Ahead of International Women’s Day, Rev Janet Stains looks at the pursuit of gender equality.
The 2020 theme for International Women’s Day #EachforEqual moves beyond individual action and calls on everyone to work together to achieve gender equality.
The pursuit for gender equality has tended to centre around the key question: Should gender equality be achieved by treating women the same as men or by treating women differently? This question has proved contentious in shaping how scholars, policy makers and CEOs have engaged with gender issues.
The sameness-difference debate reached its height with the inclusion of sex discrimination in the Civil Rights Act in the United States in the 1960s, securing sameness of treatment as the preferred strategy for securing women’s rights in the workplace.
One of the outcomes of this approach is the assumption that gender inequality is an individual problem and the result of individual actions. In other words, women have been made responsible for bringing about their own equal standing in public and private spheres. #EachforEqual suggests that significant change will only come about when the responsibility for achieving equality is shared.

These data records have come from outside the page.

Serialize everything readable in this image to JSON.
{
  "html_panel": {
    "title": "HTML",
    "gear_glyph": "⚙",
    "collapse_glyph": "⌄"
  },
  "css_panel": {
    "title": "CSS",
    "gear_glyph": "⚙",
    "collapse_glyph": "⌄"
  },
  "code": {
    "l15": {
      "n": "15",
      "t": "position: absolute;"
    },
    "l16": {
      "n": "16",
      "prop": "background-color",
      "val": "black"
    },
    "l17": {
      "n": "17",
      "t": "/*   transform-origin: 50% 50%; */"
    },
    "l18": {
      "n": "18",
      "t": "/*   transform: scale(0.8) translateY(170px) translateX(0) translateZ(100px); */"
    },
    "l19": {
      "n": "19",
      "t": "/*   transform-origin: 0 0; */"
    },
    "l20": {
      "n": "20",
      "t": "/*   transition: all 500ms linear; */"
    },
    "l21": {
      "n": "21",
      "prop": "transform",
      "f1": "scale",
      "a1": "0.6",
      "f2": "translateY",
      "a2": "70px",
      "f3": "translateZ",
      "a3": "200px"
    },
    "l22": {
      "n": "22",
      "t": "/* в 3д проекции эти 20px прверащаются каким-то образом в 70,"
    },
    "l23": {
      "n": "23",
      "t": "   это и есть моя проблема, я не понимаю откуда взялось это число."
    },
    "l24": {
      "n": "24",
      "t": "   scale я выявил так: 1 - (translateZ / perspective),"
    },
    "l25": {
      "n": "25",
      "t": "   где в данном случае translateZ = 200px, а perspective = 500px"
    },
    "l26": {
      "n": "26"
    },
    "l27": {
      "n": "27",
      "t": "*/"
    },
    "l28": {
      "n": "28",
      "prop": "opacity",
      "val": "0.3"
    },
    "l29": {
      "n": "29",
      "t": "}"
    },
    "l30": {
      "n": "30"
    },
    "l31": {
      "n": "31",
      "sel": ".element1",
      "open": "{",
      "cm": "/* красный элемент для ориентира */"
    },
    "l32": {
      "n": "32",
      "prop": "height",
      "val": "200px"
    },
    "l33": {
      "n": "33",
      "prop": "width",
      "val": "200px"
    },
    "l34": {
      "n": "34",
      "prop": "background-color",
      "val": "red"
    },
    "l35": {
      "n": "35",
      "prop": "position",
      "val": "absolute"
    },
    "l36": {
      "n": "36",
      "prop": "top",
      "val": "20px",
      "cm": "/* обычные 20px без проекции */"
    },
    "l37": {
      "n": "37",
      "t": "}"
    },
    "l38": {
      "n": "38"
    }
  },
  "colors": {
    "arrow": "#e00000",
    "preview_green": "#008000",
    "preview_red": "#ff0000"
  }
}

So how are we going in the church? The Basis of Union expresses a commitment to the equal recognition of the ministry of women and men. Our theology and liturgy are an example to the whole church in reflecting the early church’s example of gender-balanced leadership witnessed in the Galatian baptismal hymn: “There does not exist among you Jew or Greek, slave or free, male or female. All are one in Christ Jesus.” (Galatians 3:28).
And yet despite our aspirations, our clerical practice is statistically more reflective of the corporate world. Constant attention is required by everyone to check who is not in the room when policies are being developed, or how women are being engaged in decisions or what processes are failing to name or are even protecting sexist comments or behaviour.
A commitment to equality is required by everyone, along with the conviction that without gender equality, the church is not whole.
Rev Janet Stains is the minister at Chermside Kedron Community Church. Find out more about International Women’s Day.